Could you restate the entries below word for word?

PROVIDED INFORMATION
***

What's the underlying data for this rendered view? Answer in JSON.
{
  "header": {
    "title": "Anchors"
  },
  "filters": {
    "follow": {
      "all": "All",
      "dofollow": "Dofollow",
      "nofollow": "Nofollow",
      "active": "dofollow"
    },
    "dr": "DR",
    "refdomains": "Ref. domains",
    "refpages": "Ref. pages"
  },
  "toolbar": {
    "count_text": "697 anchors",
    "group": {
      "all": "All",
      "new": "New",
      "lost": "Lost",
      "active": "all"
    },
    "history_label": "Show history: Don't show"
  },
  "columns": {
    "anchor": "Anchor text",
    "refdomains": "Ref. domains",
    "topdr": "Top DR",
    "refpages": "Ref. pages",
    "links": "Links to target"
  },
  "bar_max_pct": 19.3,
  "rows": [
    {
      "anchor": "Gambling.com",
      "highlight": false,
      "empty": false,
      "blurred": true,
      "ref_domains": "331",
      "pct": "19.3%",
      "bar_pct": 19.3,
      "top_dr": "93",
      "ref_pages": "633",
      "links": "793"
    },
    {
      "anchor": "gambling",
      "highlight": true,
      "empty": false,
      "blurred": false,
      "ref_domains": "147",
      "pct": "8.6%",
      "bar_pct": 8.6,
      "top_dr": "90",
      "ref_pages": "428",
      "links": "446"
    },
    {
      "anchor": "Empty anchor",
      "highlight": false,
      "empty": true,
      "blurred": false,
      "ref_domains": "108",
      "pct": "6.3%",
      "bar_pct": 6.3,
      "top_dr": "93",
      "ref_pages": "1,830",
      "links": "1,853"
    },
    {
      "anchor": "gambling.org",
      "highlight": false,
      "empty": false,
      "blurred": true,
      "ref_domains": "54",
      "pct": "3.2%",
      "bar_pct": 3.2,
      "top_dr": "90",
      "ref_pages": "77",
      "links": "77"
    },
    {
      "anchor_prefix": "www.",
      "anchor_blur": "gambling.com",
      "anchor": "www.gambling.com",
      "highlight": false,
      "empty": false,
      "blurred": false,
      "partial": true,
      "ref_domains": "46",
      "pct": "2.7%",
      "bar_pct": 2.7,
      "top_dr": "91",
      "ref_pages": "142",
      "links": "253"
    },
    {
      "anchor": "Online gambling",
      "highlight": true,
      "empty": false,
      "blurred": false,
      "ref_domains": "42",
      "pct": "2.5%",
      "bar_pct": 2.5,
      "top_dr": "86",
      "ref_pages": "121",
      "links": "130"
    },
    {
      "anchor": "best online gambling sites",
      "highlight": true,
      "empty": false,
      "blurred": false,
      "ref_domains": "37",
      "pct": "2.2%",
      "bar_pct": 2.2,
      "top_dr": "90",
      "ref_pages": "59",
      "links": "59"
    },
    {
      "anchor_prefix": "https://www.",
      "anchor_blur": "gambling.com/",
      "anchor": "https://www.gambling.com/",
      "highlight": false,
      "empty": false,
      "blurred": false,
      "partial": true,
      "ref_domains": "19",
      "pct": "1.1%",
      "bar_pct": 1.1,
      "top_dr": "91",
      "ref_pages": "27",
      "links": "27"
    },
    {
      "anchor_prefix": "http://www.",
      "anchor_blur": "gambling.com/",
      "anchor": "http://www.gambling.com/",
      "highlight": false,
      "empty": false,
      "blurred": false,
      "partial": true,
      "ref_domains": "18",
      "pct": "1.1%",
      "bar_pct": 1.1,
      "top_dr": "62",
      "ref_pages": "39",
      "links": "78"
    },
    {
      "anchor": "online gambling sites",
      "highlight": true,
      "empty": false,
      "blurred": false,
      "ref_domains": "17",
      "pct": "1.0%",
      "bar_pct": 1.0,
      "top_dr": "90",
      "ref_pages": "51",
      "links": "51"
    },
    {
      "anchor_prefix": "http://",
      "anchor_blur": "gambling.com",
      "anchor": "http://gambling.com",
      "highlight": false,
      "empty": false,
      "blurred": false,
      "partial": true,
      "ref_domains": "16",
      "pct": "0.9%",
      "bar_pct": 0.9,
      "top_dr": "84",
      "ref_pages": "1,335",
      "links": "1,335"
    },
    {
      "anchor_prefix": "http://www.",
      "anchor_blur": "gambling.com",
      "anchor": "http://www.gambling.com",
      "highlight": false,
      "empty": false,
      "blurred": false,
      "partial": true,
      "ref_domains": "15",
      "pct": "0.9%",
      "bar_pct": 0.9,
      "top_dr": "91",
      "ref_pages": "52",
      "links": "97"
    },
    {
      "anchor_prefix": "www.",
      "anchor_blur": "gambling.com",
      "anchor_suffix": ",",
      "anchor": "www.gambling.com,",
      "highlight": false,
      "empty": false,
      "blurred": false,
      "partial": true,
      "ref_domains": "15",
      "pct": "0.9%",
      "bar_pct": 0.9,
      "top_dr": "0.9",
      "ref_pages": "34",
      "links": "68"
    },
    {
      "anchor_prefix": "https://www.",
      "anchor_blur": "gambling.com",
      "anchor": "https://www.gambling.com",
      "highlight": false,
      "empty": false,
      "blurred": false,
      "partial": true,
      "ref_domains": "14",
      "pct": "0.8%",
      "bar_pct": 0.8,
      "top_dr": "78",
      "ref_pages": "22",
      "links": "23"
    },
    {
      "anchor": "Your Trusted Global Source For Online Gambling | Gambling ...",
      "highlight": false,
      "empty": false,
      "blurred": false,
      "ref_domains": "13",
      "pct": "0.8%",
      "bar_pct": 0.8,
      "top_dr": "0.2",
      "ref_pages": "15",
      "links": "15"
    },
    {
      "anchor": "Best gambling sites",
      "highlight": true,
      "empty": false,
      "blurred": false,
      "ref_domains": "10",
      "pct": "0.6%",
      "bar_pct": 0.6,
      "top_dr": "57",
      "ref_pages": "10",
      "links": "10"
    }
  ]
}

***

RESPONSE AREA
What's the underlying data for this rendered view? Answer in JSON.
{
  "header": {
    "title": "Anchors"
  },
  "filters": {
    "follow": {
      "all": "All",
      "dofollow": "Dofollow",
      "nofollow": "Nofollow",
      "active": "dofollow"
    },
    "dr": "DR",
    "refdomains": "Ref. domains",
    "refpages": "Ref. pages"
  },
  "toolbar": {
    "count_text": "697 anchors",
    "group": {
      "all": "All",
      "new": "New",
      "lost": "Lost",
      "active": "all"
    },
    "history_label": "Show history: Don't show"
  },
  "columns": {
    "anchor": "Anchor text",
    "refdomains": "Ref. domains",
    "topdr": "Top DR",
    "refpages": "Ref. pages",
    "links": "Links to target"
  },
  "bar_max_pct": 19.3,
  "rows": [
    {
      "anchor": "Gambling.com",
      "highlight": false,
      "empty": false,
      "blurred": true,
      "ref_domains": "331",
      "pct": "19.3%",
      "bar_pct": 19.3,
      "top_dr": "93",
      "ref_pages": "633",
      "links": "793"
    },
    {
      "anchor": "gambling",
      "highlight": true,
      "empty": false,
      "blurred": false,
      "ref_domains": "147",
      "pct": "8.6%",
      "bar_pct": 8.6,
      "top_dr": "90",
      "ref_pages": "428",
      "links": "446"
    },
    {
      "anchor": "Empty anchor",
      "highlight": false,
      "empty": true,
      "blurred": false,
      "ref_domains": "108",
      "pct": "6.3%",
      "bar_pct": 6.3,
      "top_dr": "93",
      "ref_pages": "1,830",
      "links": "1,853"
    },
    {
      "anchor": "gambling.org",
      "highlight": false,
      "empty": false,
      "blurred": true,
      "ref_domains": "54",
      "pct": "3.2%",
      "bar_pct": 3.2,
      "top_dr": "90",
      "ref_pages": "77",
      "links": "77"
    },
    {
      "anchor_prefix": "www.",
      "anchor_blur": "gambling.com",
      "anchor": "www.gambling.com",
      "highlight": false,
      "empty": false,
      "blurred": false,
      "partial": true,
      "ref_domains": "46",
      "pct": "2.7%",
      "bar_pct": 2.7,
      "top_dr": "91",
      "ref_pages": "142",
      "links": "253"
    },
    {
      "anchor": "Online gambling",
      "highlight": true,
      "empty": false,
      "blurred": false,
      "ref_domains": "42",
      "pct": "2.5%",
      "bar_pct": 2.5,
      "top_dr": "86",
      "ref_pages": "121",
      "links": "130"
    },
    {
      "anchor": "best online gambling sites",
      "highlight": true,
      "empty": false,
      "blurred": false,
      "ref_domains": "37",
      "pct": "2.2%",
      "bar_pct": 2.2,
      "top_dr": "90",
      "ref_pages": "59",
      "links": "59"
    },
    {
      "anchor_prefix": "https://www.",
      "anchor_blur": "gambling.com/",
      "anchor": "https://www.gambling.com/",
      "highlight": false,
      "empty": false,
      "blurred": false,
      "partial": true,
      "ref_domains": "19",
      "pct": "1.1%",
      "bar_pct": 1.1,
      "top_dr": "91",
      "ref_pages": "27",
      "links": "27"
    },
    {
      "anchor_prefix": "http://www.",
      "anchor_blur": "gambling.com/",
      "anchor": "http://www.gambling.com/",
      "highlight": false,
      "empty": false,
      "blurred": false,
      "partial": true,
      "ref_domains": "18",
      "pct": "1.1%",
      "bar_pct": 1.1,
      "top_dr": "62",
      "ref_pages": "39",
      "links": "78"
    },
    {
      "anchor": "online gambling sites",
      "highlight": true,
      "empty": false,
      "blurred": false,
      "ref_domains": "17",
      "pct": "1.0%",
      "bar_pct": 1.0,
      "top_dr": "90",
      "ref_pages": "51",
      "links": "51"
    },
    {
      "anchor_prefix": "http://",
      "anchor_blur": "gambling.com",
      "anchor": "http://gambling.com",
      "highlight": false,
      "empty": false,
      "blurred": false,
      "partial": true,
      "ref_domains": "16",
      "pct": "0.9%",
      "bar_pct": 0.9,
      "top_dr": "84",
      "ref_pages": "1,335",
      "links": "1,335"
    },
    {
      "anchor_prefix": "http://www.",
      "anchor_blur": "gambling.com",
      "anchor": "http://www.gambling.com",
      "highlight": false,
      "empty": false,
      "blurred": false,
      "partial": true,
      "ref_domains": "15",
      "pct": "0.9%",
      "bar_pct": 0.9,
      "top_dr": "91",
      "ref_pages": "52",
      "links": "97"
    },
    {
      "anchor_prefix": "www.",
      "anchor_blur": "gambling.com",
      "anchor_suffix": ",",
      "anchor": "www.gambling.com,",
      "highlight": false,
      "empty": false,
      "blurred": false,
      "partial": true,
      "ref_domains": "15",
      "pct": "0.9%",
      "bar_pct": 0.9,
      "top_dr": "0.9",
      "ref_pages": "34",
      "links": "68"
    },
    {
      "anchor_prefix": "https://www.",
      "anchor_blur": "gambling.com",
      "anchor": "https://www.gambling.com",
      "highlight": false,
      "empty": false,
      "blurred": false,
      "partial": true,
      "ref_domains": "14",
      "pct": "0.8%",
      "bar_pct": 0.8,
      "top_dr": "78",
      "ref_pages": "22",
      "links": "23"
    },
    {
      "anchor": "Your Trusted Global Source For Online Gambling | Gambling ...",
      "highlight": false,
      "empty": false,
      "blurred": false,
      "ref_domains": "13",
      "pct": "0.8%",
      "bar_pct": 0.8,
      "top_dr": "0.2",
      "ref_pages": "15",
      "links": "15"
    },
    {
      "anchor": "Best gambling sites",
      "highlight": true,
      "empty": false,
      "blurred": false,
      "ref_domains": "10",
      "pct": "0.6%",
      "bar_pct": 0.6,
      "top_dr": "57",
      "ref_pages": "10",
      "links": "10"
    }
  ]
}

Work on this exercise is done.